* _TASK DIRECTIONS_
All of the data below should be printed again exactly, pictures excluded.

* _Extracted data entries_
_ _ _ _ _
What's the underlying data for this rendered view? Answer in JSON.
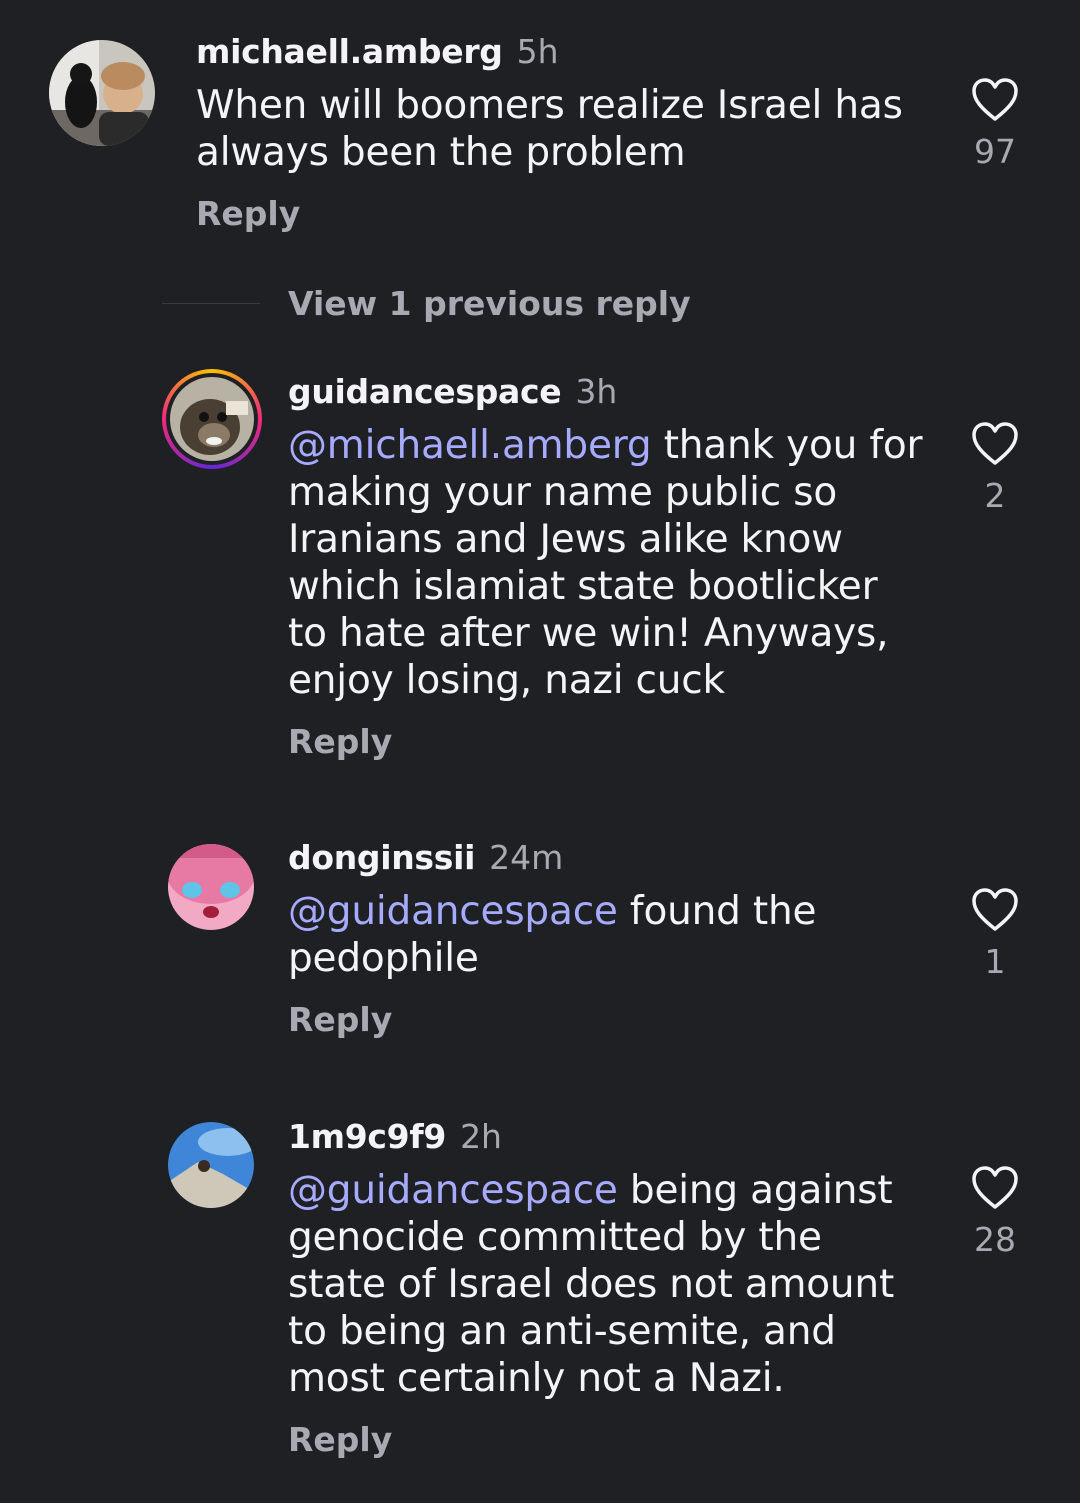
{
  "colors": {
    "background": "#1f2024",
    "text_primary": "#f4f4f6",
    "text_secondary": "#a8aab3",
    "mention": "#a6abff",
    "story_ring": [
      "#f9c300",
      "#ee2a7b",
      "#6228d7"
    ]
  },
  "comments": [
    {
      "username": "michaell.amberg",
      "time": "5h",
      "mention": "",
      "text": "When will boomers realize Israel has always been the problem",
      "reply_label": "Reply",
      "likes": "97",
      "like_icon": "heart-outline-icon"
    },
    {
      "username": "guidancespace",
      "time": "3h",
      "mention": "@michaell.amberg",
      "text": " thank you for making your name public so Iranians and Jews alike know which islamiat state bootlicker to hate after we win! Anyways, enjoy losing, nazi cuck",
      "reply_label": "Reply",
      "likes": "2",
      "like_icon": "heart-outline-icon"
    },
    {
      "username": "donginssii",
      "time": "24m",
      "mention": "@guidancespace",
      "text": " found the pedophile",
      "reply_label": "Reply",
      "likes": "1",
      "like_icon": "heart-outline-icon"
    },
    {
      "username": "1m9c9f9",
      "time": "2h",
      "mention": "@guidancespace",
      "text": " being against genocide committed by the state of Israel does not amount to being an anti-semite, and most certainly not a Nazi.",
      "reply_label": "Reply",
      "likes": "28",
      "like_icon": "heart-outline-icon"
    }
  ],
  "view_previous_label": "View 1 previous reply"
}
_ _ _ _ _
* _EXPECTED ANSWER_
What's the underlying data for this rendered view? Answer in JSON.
{
  "colors": {
    "background": "#1f2024",
    "text_primary": "#f4f4f6",
    "text_secondary": "#a8aab3",
    "mention": "#a6abff",
    "story_ring": [
      "#f9c300",
      "#ee2a7b",
      "#6228d7"
    ]
  },
  "comments": [
    {
      "username": "michaell.amberg",
      "time": "5h",
      "mention": "",
      "text": "When will boomers realize Israel has always been the problem",
      "reply_label": "Reply",
      "likes": "97",
      "like_icon": "heart-outline-icon"
    },
    {
      "username": "guidancespace",
      "time": "3h",
      "mention": "@michaell.amberg",
      "text": " thank you for making your name public so Iranians and Jews alike know which islamiat state bootlicker to hate after we win! Anyways, enjoy losing, nazi cuck",
      "reply_label": "Reply",
      "likes": "2",
      "like_icon": "heart-outline-icon"
    },
    {
      "username": "donginssii",
      "time": "24m",
      "mention": "@guidancespace",
      "text": " found the pedophile",
      "reply_label": "Reply",
      "likes": "1",
      "like_icon": "heart-outline-icon"
    },
    {
      "username": "1m9c9f9",
      "time": "2h",
      "mention": "@guidancespace",
      "text": " being against genocide committed by the state of Israel does not amount to being an anti-semite, and most certainly not a Nazi.",
      "reply_label": "Reply",
      "likes": "28",
      "like_icon": "heart-outline-icon"
    }
  ],
  "view_previous_label": "View 1 previous reply"
}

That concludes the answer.